Toxic Nodule

Ari Sacks

The Common Vein Copyright 2010


Toxic Nodule is a hyperactive hyperactive thyroid nodule that is autonomously functioning. The “toxic” nodule produces and releases increased amounts of thyroid hormone and is unresponsive to TSH and the negative feedback from increased concentration of thyroid hormones in the blood stream. Left untreated, a toxic nodule may lead to hyperthyroidism and thyrotoxicosis.

The most common cause of multinodular goiters internationally is iodine deficiency. Decreased levels of iodine cause thyroid hormone deficiency which leads to increased levels of TSH. High levels of TSH cause compensatory hyperplasia of the thyroid gland and formation of hyperplastic nodules. These hyperplastic nodules are at increased risk for somatic genetic mutations that can lead to an autonomously hyperfunctioning nodule.

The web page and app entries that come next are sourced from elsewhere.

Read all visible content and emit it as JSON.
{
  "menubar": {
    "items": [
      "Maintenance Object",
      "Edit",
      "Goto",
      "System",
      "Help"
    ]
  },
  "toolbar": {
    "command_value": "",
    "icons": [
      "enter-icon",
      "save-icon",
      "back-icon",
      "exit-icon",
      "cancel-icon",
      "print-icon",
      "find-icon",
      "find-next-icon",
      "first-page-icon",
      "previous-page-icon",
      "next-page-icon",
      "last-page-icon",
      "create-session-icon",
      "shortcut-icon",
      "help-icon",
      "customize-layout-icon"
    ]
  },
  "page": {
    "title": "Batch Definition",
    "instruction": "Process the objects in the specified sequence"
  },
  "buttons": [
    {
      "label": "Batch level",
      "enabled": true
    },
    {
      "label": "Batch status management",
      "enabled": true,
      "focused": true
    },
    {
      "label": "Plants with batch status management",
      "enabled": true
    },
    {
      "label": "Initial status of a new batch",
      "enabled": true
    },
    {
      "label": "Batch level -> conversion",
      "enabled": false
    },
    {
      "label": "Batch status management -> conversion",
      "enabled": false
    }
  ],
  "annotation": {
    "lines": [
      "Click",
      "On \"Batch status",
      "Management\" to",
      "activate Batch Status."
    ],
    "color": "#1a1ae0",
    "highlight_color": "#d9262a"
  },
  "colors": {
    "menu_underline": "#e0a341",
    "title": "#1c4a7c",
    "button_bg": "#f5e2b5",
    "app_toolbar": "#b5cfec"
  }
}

Structural changes seen include atrophy of the thyroid gland and the nodule if large may be palpable or visible. Functional changes of a toxic nodule are autonomous increased thyroid hormone production. Clinically patients may present with a palpable thyroid nodule or with the sequela of hyperthyroidism.

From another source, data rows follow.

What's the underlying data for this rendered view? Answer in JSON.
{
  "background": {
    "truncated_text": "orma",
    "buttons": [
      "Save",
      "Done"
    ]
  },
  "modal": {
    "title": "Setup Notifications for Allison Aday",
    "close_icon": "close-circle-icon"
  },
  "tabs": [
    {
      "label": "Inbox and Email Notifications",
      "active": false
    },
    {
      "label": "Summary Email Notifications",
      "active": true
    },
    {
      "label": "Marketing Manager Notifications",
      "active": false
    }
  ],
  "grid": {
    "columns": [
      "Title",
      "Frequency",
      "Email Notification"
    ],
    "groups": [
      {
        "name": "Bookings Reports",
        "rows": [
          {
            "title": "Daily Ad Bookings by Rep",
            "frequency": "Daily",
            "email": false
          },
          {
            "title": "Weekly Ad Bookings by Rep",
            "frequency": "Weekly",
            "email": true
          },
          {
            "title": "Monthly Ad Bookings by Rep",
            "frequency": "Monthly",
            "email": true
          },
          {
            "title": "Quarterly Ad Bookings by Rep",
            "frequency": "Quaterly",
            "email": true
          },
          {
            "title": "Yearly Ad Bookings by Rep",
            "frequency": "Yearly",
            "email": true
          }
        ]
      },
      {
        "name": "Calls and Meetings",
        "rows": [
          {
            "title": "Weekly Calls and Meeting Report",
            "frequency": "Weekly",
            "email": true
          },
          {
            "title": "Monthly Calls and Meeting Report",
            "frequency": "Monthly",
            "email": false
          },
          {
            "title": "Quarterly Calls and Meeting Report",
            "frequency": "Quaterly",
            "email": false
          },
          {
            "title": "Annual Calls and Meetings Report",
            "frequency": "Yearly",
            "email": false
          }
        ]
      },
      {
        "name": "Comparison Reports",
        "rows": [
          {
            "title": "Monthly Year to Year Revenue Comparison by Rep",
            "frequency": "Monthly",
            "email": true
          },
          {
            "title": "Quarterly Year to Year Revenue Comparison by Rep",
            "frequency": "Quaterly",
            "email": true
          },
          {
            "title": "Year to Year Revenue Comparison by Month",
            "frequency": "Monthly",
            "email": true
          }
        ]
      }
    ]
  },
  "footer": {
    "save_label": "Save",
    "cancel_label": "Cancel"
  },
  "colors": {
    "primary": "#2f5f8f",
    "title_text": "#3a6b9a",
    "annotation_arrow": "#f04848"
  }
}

Imaging of all nodules is important to determine risk of malignancy. Ultrasound may show whether a lesion is solid, cystic, or a combination. Ultrasound has also been found to be useful in determining characteristics of a nodule that are worrisome for thyroid cancer. Thyroid scintigraphy may clearly demonstrate a “hot” nodule which supports the diagnosis of a benign lesion. CT or MRI can be used to evaluate trachea or esophageal compression. Diagnosis is best made with thyroid scintigraphy showing a hyperactive thyroid nodule.

Treatment of toxic nodules depends on the clinical scenario. Patients who are euthyroid may be able to be observed. Patients with overt hyperthyroidism can be treated with medication, radioactive iodine, or surgery.

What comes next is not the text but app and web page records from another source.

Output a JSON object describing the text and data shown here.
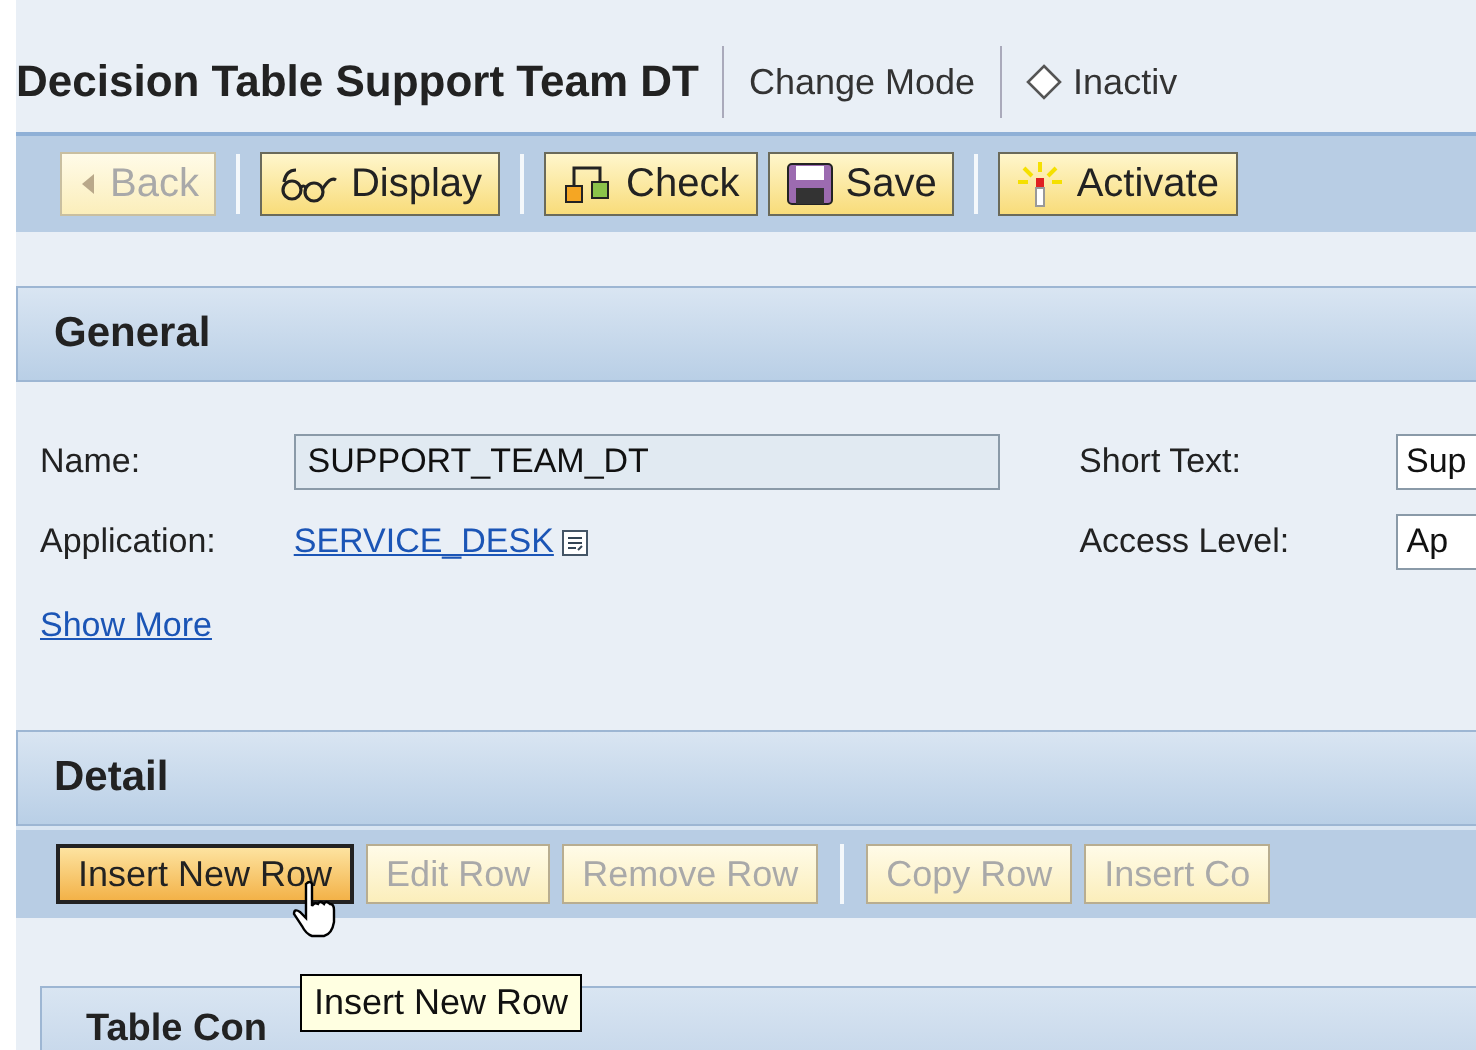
{
  "header": {
    "title": "Decision Table Support Team DT",
    "mode": "Change Mode",
    "status": "Inactiv"
  },
  "toolbar": [
    {
      "label": "Back",
      "kind": "back",
      "disabled": true
    },
    {
      "label": "Display",
      "kind": "display",
      "disabled": false
    },
    {
      "label": "Check",
      "kind": "check",
      "disabled": false
    },
    {
      "label": "Save",
      "kind": "save",
      "disabled": false
    },
    {
      "label": "Activate",
      "kind": "activate",
      "disabled": false
    }
  ],
  "general": {
    "title": "General",
    "name_label": "Name:",
    "name_value": "SUPPORT_TEAM_DT",
    "application_label": "Application:",
    "application_value": "SERVICE_DESK",
    "short_text_label": "Short Text:",
    "short_text_value": "Sup",
    "access_level_label": "Access Level:",
    "access_level_value": "Ap",
    "show_more": "Show More"
  },
  "detail": {
    "title": "Detail",
    "buttons": [
      {
        "label": "Insert New Row",
        "disabled": false,
        "selected": true
      },
      {
        "label": "Edit Row",
        "disabled": true,
        "selected": false
      },
      {
        "label": "Remove Row",
        "disabled": true,
        "selected": false
      },
      {
        "label": "Copy Row",
        "disabled": true,
        "selected": false
      },
      {
        "label": "Insert Co",
        "disabled": true,
        "selected": false
      }
    ],
    "table_title": "Table Con",
    "tooltip": "Insert New Row"
  }
}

Normal Gland And Gland with Toxic Nodule

The diagram outlines a normal gland on the left (pink) and an abnormal gland with a toxic hypefunctioning nodule in the left lobe (red). As a result of its hyperfunction it supresses the rest of the gland which becomes atrophied and the color gray reflects this lack of function.

Courtesy Ashley Davidoff MD copyright 2010 all rights reserved 93852.d.8d.8s

Hot Nodule

The patient presents with hyperthyroidism and a thyroid scan shows a hot nodule in the lower pole of the left lobe. This finding is consistent with a toxic nodule with suppression of th remaining gland CODE thyroid nodule toxic thyroid scan hyperthyroidism nuclear medicine nodule toxic

Image Courtesy Barry Sacks MD 99422